[Items listed in a dataset]
========

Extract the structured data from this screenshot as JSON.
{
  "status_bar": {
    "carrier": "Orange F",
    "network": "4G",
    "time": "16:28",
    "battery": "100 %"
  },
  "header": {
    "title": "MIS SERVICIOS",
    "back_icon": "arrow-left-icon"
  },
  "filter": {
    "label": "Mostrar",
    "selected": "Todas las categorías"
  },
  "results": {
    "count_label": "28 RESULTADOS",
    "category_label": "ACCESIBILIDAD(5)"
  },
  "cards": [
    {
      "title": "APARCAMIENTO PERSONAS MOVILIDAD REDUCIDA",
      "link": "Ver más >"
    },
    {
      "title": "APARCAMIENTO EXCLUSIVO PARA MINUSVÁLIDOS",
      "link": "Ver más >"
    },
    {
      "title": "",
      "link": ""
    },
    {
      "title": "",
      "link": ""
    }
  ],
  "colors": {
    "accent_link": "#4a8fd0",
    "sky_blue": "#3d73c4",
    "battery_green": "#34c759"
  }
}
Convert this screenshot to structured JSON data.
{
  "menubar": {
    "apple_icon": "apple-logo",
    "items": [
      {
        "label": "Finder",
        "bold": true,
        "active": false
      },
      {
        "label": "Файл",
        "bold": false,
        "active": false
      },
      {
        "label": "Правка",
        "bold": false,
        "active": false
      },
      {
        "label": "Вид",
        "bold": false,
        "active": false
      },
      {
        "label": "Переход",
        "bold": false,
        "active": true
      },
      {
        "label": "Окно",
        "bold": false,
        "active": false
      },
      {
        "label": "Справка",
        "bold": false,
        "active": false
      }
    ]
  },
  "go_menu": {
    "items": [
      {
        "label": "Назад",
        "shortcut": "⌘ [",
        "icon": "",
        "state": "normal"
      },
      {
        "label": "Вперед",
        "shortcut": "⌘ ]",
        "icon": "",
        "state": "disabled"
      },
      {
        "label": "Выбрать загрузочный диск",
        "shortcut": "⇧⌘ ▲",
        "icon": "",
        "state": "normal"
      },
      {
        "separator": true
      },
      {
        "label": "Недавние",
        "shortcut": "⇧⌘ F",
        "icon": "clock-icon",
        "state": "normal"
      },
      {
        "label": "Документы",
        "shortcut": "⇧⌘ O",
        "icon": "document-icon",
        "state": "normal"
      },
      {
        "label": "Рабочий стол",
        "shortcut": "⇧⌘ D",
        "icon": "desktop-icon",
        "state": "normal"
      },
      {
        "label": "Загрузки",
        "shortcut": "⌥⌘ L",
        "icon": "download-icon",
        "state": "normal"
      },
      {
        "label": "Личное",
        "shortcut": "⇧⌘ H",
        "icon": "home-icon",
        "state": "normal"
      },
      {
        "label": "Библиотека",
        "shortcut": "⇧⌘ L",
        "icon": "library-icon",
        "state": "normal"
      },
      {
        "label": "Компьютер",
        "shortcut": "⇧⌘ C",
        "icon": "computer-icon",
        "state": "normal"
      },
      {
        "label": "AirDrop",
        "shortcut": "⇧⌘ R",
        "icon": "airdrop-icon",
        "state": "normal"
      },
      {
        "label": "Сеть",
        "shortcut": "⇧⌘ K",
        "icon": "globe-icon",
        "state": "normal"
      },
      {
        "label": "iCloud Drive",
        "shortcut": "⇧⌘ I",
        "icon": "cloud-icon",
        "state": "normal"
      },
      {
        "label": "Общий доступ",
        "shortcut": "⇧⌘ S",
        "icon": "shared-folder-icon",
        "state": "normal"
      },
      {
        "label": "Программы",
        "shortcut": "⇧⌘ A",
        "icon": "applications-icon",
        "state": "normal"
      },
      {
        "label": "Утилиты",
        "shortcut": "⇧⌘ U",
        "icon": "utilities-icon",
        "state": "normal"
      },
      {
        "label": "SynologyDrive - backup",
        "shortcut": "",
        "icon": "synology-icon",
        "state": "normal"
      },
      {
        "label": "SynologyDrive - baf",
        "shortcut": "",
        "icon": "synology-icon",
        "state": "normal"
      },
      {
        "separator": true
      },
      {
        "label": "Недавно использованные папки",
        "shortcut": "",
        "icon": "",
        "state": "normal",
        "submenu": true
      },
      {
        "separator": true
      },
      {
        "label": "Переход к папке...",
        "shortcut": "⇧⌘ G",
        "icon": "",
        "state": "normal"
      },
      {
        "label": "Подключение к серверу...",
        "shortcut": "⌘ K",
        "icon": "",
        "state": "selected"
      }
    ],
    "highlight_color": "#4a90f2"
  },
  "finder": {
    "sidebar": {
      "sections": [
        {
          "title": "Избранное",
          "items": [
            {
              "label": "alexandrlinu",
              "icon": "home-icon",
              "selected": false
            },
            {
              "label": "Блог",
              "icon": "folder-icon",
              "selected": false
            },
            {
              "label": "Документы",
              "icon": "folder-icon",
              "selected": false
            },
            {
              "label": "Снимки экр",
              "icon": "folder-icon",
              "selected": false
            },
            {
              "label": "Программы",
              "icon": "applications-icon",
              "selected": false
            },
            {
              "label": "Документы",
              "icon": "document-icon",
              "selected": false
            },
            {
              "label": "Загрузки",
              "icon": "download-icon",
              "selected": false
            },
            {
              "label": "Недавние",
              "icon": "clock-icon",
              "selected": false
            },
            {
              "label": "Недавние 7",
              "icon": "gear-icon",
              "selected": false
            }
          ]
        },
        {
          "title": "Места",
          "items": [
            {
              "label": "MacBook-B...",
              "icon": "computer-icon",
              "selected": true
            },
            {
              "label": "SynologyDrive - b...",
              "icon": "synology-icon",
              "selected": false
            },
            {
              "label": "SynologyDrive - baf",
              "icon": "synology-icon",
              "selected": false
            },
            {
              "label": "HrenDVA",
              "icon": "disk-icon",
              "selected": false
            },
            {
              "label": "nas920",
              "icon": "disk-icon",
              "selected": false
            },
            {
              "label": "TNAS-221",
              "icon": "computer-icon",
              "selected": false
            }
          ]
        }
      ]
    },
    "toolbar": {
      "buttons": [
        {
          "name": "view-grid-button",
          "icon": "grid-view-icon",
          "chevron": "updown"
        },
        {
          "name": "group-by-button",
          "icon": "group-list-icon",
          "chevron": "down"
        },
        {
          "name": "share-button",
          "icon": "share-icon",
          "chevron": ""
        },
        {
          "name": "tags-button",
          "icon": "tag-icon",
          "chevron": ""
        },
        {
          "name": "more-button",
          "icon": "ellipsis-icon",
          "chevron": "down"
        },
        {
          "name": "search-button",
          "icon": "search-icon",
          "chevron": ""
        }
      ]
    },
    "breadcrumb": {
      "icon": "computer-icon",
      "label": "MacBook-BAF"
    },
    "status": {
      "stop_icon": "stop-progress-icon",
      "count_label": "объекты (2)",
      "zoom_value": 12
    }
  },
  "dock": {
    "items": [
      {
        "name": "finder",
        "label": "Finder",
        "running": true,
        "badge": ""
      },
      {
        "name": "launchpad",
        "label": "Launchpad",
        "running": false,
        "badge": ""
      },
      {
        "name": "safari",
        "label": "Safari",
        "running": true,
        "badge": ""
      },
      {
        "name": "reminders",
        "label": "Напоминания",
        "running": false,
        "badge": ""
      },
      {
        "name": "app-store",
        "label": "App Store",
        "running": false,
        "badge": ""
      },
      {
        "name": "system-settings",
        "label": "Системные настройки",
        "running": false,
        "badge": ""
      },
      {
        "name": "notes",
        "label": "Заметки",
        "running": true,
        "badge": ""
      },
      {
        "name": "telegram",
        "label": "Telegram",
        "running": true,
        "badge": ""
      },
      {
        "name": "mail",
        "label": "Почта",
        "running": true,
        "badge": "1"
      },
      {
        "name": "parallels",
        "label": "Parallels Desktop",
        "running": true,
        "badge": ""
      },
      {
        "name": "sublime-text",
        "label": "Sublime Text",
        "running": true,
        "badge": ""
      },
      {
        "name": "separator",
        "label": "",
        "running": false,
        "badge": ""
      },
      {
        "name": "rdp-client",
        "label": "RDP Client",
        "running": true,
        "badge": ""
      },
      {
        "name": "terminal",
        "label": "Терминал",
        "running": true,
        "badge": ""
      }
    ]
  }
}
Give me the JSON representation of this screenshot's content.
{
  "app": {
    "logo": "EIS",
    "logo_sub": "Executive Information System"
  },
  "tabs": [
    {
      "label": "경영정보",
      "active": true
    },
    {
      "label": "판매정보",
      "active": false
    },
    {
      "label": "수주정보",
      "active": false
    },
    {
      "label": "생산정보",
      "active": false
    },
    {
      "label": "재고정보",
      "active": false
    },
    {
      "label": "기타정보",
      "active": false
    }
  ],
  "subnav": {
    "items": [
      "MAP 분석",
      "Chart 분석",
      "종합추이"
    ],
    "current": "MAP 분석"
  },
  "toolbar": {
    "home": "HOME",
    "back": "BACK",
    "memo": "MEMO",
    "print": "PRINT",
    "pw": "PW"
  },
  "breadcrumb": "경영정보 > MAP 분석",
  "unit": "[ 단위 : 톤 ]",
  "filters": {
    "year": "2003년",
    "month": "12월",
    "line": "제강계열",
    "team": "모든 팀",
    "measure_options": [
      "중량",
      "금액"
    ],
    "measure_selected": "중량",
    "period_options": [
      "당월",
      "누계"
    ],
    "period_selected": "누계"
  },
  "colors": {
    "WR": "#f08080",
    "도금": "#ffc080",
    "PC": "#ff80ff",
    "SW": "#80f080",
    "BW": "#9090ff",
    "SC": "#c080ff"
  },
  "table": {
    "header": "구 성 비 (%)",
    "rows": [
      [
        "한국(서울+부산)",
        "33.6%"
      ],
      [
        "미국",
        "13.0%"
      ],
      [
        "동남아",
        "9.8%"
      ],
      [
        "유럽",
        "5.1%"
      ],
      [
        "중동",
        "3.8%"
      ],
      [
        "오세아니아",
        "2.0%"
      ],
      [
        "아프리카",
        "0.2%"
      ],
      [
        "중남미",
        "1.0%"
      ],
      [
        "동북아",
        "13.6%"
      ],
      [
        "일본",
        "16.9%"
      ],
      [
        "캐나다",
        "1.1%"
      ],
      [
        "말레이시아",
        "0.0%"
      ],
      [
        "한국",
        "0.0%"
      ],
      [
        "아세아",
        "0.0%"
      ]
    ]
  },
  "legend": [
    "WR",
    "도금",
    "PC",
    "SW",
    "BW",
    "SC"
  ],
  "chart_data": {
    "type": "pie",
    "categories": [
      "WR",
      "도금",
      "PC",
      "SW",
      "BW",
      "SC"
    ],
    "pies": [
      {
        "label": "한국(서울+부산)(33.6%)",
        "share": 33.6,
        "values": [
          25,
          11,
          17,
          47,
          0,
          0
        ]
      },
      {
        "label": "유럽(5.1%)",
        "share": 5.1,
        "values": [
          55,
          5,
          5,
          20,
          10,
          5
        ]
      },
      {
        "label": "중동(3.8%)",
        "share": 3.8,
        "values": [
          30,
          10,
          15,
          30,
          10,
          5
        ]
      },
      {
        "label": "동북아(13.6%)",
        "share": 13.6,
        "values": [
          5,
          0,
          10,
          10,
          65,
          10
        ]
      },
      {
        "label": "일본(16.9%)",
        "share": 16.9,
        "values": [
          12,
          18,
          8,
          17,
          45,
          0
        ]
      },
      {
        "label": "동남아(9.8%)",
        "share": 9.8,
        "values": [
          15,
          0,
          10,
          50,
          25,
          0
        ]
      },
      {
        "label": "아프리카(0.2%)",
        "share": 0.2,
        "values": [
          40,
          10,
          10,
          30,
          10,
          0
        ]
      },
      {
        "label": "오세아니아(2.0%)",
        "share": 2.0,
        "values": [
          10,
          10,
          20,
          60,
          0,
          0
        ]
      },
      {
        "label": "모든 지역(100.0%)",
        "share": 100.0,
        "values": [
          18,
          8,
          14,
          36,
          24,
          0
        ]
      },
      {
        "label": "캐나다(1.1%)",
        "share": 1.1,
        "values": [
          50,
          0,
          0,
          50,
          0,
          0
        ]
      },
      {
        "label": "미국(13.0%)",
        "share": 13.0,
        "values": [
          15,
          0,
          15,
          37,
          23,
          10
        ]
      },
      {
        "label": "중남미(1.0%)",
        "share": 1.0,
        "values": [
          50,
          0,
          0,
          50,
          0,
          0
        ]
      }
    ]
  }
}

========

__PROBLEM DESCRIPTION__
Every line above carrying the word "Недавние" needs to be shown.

__TASK RESPONSE__
        "label": "Недавние",
              "label": "Недавние",
              "label": "Недавние 7",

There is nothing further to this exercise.